    i would have told someone and then backed away and got the heck away from her

  • Lissa

    You did the right thing. There is no way to help anyone who doesn’t want to be helped. Honestly, the only thing you should have done but didn’t do was telling her parents. And yet, I don’t know her family situation so maybe it wouldn’t have been the best idea.
    Again, you did the right thing. Try to stop worrying about it, you have your own life to be taken care of <3

  • Jaime

    Fake ass site. moderated comments probably fake ass stories too. But whatever.

    • Jessica Booth

      Not fake at all! This is actually a serious situation I’m dealing with right now. I’m sorry you feel like this is all fake for some reason, but it’s unfortunately true.

  • bea

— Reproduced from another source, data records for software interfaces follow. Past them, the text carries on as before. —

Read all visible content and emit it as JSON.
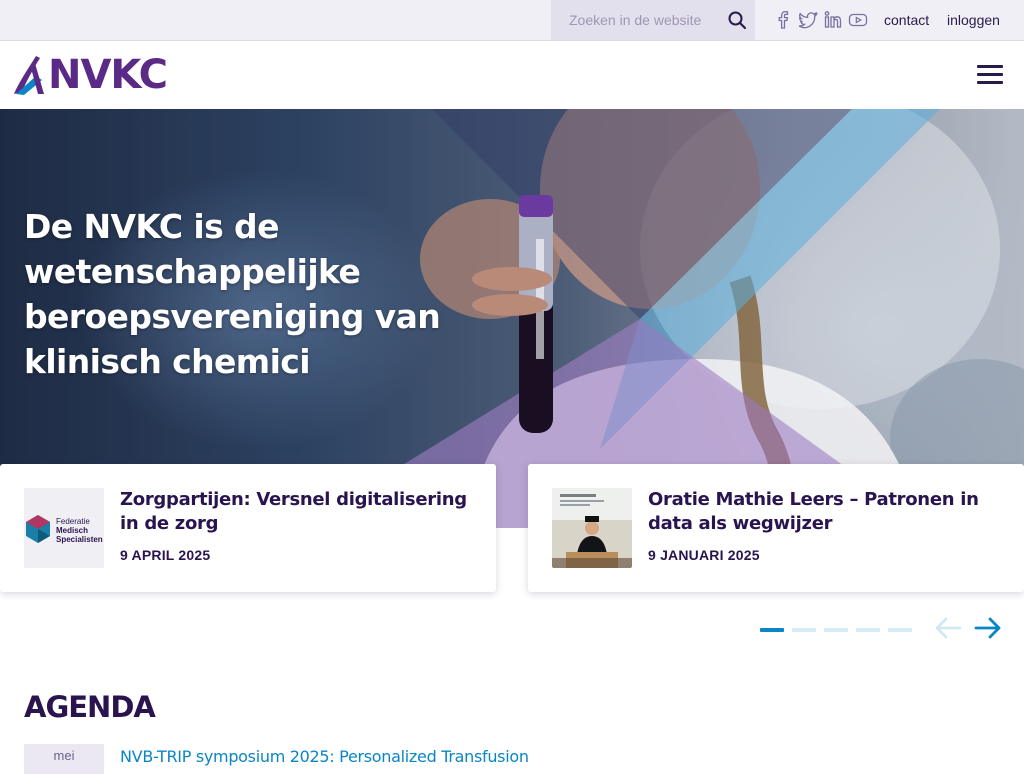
{
  "topbar": {
    "search_placeholder": "Zoeken in de website",
    "contact_label": "contact",
    "login_label": "inloggen",
    "socials": [
      "facebook-icon",
      "twitter-icon",
      "linkedin-icon",
      "youtube-icon"
    ]
  },
  "header": {
    "logo_text": "NVKC"
  },
  "hero": {
    "title": "De NVKC is de wetenschappelijke beroepsvereniging van klinisch chemici"
  },
  "news": [
    {
      "title": "Zorgpartijen: Versnel digitalisering in de zorg",
      "date": "9 APRIL 2025",
      "thumb_logo_line1": "Federatie",
      "thumb_logo_line2": "Medisch",
      "thumb_logo_line3": "Specialisten"
    },
    {
      "title": "Oratie Mathie Leers – Patronen in data als wegwijzer",
      "date": "9 JANUARI 2025"
    }
  ],
  "carousel": {
    "slide_count": 5,
    "active_slide": 1
  },
  "agenda": {
    "heading": "AGENDA",
    "items": [
      {
        "month": "mei",
        "title": "NVB-TRIP symposium 2025: Personalized Transfusion"
      }
    ]
  },
  "colors": {
    "brand_purple": "#5a2a86",
    "dark_text": "#2a1450",
    "accent_blue": "#0a86c6",
    "topbar_bg": "#f1eff6"
  }
}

    maybe, but really you did the best you could. Sometimes when things get really bad, the best thing to do is walk away. Then, your friend realizes that her addiction is causing her to lose her loved ones. Try talking to her now, I’m sure she is more thankful than angry!

  • Pookie

    I think you did what you could. She should have been more responsible. She chose that way and sorry to say but she got what she deserved. At least she’s on the road to recovery now.

  • Gicelle

    OhmiG-d! This makes everything people I know do seem not nearly as bad! I don’t know ANYONE who does that kind of stuff!